Kuderer and James agree the #MeToo movement was on the minds of legislators when they voted 42-5 in the Senate and 97-1 in the House to approve SB 6027.
In fact, during a public hearing about the bill, the chair of the House Judiciary Committee, Rep. Laurie Jinkins, D-Tacoma, said “I guess we would call this the Weinstein bill” in reference to movie mogul Harvey Weinstein who has been accused of sexually harassing and abusing multiple actresses and employees.
There are three instances in which medical records and communication up to two years before the alleged unlawful act can be seen as part of discovery:
• If the plaintiff relies on the records or is using a health-care provider or expert to testify;
• If the plaintiff suffers from a diagnosable physical or psychiatric injury such as depression or post-traumatic stress disorder that she or he is seeking compensation for;
• If the plaintiff claims an employer is failing to accommodate a disability or is discriminating on the basis of the disability.

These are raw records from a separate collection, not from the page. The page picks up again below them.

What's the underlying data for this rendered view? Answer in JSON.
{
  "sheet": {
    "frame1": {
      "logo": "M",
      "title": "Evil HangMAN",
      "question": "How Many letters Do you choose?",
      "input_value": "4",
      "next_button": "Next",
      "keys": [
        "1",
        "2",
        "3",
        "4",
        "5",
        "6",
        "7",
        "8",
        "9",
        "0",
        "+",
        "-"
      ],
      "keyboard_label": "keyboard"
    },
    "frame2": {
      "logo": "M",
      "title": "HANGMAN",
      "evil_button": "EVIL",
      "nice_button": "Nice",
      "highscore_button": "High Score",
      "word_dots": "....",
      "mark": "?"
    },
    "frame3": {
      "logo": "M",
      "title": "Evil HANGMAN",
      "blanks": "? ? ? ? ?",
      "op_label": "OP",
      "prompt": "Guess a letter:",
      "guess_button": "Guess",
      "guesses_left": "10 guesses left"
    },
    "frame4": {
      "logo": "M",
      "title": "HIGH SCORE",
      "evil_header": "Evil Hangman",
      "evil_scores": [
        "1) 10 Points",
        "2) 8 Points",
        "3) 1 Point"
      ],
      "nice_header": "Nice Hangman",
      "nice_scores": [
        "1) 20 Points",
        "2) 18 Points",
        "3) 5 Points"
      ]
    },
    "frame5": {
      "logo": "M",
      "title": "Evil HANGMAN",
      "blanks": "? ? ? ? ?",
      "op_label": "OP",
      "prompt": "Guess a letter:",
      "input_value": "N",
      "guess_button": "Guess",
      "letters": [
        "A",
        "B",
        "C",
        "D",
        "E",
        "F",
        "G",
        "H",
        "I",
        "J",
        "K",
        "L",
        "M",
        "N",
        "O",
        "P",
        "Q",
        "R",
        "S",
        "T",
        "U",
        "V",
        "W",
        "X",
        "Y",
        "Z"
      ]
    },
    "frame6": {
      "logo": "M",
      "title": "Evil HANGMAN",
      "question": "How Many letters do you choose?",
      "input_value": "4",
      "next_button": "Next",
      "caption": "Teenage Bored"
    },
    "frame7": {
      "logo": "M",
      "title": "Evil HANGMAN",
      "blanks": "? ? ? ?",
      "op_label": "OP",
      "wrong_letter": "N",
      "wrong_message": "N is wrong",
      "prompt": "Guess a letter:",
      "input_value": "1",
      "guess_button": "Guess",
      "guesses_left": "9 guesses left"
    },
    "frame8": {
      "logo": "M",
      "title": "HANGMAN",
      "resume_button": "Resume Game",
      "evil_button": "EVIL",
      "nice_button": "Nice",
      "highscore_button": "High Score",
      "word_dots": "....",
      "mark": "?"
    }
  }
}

James said the law takes things a step backward.
“Eliminating the ability to get medical records tips the balance against employers,” he said.
The law’s passage stems from and essentially reverses a 2013 state Court of Appeals Division I decision in Lodis v. Corbis Holdings Inc. that ruled plaintiffs must produce mental-health records when seeking emotional harm or distress in a discrimination suit.
That case began when Steven Lodis was fired and then filed an age-discrimination and retaliation lawsuit against Corbis, a digital image and stock photography supply company. A King County Superior Court judge struck down Lodis’ emotional-harm damage claim after he refused to show his medical records with two psychologists during discovery.
Lodis appealed, but the Court of Appeals agreed with the prior ruling that Lodis must turn over his records. When Lodis did show his health records, he lost his case.